Three Imaginary Girls

Seattle's Indie-Pop Press – Music Reviews, Film Reviews, and Big Fun

Robot and Frank

{Robot and Frank screens May 20, 6:00 PM at Renton IKEA Performing Arts Center.}

The near future, as imagined by Jake Schrier in his feature film debut Robot and Frank, forgoes silver jumpsuits and flying cars in favor of a refreshingly plausible iteration, where the principal difference between now and then are that the adults are named Madison and Hunter and Ava and Jake, and helper robots are around to cook and clean for, say, crotchety ex-cat-burglars like Frank Langella’s Frank, whose declining memory and the legacy of his lousy parenting skills make him an ideal candidate for robotic assistance.

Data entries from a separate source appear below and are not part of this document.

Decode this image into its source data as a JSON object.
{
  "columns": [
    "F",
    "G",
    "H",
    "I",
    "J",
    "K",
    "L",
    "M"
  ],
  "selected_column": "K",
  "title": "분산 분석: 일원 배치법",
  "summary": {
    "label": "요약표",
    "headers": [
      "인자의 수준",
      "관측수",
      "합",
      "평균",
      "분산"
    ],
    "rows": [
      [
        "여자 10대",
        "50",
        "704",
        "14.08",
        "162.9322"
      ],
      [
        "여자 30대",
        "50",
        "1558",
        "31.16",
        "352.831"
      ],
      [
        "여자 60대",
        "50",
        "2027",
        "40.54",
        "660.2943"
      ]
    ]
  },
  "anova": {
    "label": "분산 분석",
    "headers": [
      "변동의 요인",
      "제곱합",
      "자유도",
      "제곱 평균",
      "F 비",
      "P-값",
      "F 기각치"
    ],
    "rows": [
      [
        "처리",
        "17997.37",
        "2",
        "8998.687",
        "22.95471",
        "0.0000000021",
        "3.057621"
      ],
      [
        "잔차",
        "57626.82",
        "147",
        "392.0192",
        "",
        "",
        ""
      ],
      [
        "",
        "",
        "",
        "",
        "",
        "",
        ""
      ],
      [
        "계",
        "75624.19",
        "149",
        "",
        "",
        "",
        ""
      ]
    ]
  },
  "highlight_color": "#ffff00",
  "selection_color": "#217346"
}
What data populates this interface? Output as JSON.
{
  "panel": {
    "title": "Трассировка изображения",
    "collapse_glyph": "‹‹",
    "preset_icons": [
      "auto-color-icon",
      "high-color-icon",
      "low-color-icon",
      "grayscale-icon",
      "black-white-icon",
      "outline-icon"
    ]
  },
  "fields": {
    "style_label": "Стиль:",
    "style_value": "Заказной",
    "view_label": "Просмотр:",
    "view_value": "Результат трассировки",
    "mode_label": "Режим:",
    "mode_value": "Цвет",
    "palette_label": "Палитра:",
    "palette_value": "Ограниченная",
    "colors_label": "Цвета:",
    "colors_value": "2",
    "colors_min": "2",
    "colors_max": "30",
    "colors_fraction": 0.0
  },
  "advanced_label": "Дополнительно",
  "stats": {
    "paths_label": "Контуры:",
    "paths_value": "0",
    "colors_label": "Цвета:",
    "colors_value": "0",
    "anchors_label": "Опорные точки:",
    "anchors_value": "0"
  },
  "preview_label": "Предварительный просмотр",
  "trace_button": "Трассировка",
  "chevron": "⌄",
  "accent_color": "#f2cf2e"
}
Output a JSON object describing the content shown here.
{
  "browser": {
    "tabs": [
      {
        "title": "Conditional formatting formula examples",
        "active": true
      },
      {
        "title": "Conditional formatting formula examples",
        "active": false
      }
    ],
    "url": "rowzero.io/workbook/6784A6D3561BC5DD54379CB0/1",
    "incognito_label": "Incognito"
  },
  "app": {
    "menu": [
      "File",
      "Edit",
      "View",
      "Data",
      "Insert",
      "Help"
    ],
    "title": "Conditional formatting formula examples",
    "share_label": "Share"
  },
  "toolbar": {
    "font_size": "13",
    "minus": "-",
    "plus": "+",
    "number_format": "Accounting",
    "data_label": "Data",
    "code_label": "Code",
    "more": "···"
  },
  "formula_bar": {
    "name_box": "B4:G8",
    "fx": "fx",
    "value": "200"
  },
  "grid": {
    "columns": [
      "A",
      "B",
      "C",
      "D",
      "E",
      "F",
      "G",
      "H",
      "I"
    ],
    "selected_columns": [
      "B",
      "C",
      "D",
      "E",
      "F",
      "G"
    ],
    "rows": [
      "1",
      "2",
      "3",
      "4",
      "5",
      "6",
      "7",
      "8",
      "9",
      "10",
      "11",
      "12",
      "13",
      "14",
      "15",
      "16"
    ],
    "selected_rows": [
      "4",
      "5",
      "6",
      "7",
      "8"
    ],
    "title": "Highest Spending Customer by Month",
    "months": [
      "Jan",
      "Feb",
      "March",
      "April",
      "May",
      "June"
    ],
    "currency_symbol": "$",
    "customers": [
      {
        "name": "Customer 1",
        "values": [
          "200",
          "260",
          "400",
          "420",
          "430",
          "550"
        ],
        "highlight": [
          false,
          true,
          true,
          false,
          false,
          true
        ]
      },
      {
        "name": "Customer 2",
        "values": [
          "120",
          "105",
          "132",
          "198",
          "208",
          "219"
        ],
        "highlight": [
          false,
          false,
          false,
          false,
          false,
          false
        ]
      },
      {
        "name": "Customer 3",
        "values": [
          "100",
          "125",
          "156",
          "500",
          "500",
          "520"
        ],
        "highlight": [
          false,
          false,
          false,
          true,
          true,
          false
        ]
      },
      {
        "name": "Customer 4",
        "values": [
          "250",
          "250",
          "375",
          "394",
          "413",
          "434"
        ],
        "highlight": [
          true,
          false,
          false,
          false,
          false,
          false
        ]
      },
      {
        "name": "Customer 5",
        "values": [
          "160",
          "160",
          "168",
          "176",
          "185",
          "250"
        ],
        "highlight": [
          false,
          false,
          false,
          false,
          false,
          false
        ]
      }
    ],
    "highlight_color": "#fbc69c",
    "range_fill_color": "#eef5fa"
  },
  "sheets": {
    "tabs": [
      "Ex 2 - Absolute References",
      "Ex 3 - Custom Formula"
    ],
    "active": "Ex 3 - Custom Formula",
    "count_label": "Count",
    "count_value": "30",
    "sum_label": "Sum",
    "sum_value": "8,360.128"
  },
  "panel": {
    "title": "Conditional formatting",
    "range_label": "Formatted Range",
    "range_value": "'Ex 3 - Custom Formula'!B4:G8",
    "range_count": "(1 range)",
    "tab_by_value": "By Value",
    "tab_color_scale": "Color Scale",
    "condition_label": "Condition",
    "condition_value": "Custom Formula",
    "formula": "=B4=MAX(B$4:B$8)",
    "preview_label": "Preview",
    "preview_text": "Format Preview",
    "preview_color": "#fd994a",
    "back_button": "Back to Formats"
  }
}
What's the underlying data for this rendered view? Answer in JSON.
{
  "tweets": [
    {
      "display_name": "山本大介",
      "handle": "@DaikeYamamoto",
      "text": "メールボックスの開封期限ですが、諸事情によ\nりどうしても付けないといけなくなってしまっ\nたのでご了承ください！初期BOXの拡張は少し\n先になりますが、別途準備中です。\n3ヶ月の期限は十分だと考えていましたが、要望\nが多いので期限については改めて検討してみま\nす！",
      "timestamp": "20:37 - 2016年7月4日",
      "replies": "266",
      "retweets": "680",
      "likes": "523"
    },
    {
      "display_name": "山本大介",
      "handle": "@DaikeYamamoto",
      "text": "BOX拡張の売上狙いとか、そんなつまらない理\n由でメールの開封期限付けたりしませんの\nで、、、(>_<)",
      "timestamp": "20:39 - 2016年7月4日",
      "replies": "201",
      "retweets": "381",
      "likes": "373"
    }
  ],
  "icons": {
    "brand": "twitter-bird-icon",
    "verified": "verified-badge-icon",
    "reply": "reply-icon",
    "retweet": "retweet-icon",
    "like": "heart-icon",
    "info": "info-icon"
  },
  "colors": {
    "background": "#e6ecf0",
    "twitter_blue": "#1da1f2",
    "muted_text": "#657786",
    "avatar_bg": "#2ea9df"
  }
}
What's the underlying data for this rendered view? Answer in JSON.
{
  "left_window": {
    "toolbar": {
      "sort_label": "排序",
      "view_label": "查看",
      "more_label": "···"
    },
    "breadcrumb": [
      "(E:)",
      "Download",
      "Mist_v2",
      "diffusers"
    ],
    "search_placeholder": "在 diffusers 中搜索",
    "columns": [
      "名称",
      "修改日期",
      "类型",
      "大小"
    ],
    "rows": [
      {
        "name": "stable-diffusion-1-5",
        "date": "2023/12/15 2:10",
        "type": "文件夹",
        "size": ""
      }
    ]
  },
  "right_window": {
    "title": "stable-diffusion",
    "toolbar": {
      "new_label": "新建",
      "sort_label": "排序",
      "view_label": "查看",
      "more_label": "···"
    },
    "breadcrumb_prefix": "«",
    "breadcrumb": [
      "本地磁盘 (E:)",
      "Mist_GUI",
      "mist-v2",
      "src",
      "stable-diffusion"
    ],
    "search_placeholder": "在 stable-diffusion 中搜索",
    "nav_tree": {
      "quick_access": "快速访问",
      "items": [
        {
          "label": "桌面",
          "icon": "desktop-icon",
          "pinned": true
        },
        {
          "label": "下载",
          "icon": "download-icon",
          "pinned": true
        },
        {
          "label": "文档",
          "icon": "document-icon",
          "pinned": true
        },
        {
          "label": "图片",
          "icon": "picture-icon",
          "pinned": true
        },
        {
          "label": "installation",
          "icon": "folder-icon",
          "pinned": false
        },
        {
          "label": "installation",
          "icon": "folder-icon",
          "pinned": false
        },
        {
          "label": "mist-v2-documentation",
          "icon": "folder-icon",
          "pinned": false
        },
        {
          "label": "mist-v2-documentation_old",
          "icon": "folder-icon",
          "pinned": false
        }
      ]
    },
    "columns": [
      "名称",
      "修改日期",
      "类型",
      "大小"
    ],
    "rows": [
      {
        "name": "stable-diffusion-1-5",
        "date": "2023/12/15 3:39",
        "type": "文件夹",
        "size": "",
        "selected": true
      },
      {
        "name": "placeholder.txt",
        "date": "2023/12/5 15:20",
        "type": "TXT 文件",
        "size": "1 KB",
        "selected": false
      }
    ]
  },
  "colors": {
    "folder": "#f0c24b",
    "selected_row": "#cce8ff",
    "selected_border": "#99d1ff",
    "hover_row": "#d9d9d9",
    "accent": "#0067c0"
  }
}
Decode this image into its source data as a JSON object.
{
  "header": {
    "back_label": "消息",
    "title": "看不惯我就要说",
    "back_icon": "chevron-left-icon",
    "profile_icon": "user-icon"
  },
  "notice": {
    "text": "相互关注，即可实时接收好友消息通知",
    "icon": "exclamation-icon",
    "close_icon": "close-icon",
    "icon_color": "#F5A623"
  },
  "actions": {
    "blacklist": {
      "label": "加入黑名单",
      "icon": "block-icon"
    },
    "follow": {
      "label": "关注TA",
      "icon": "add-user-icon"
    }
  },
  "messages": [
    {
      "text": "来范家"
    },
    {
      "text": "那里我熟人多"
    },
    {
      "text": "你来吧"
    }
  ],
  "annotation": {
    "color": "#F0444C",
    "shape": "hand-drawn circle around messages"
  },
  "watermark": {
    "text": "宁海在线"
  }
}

No one, even his own children, could reasonably be expected to put up with him for long, but the robot, who’s programmed to be somewhat charmingly emotionally manipulative, teases out the best in him.

The movie makes a few tonal missteps (rookie mistakes, most likely) and has an entirely unnecessary and implausible twist towards the end, but otherwise it’s completely enjoyable.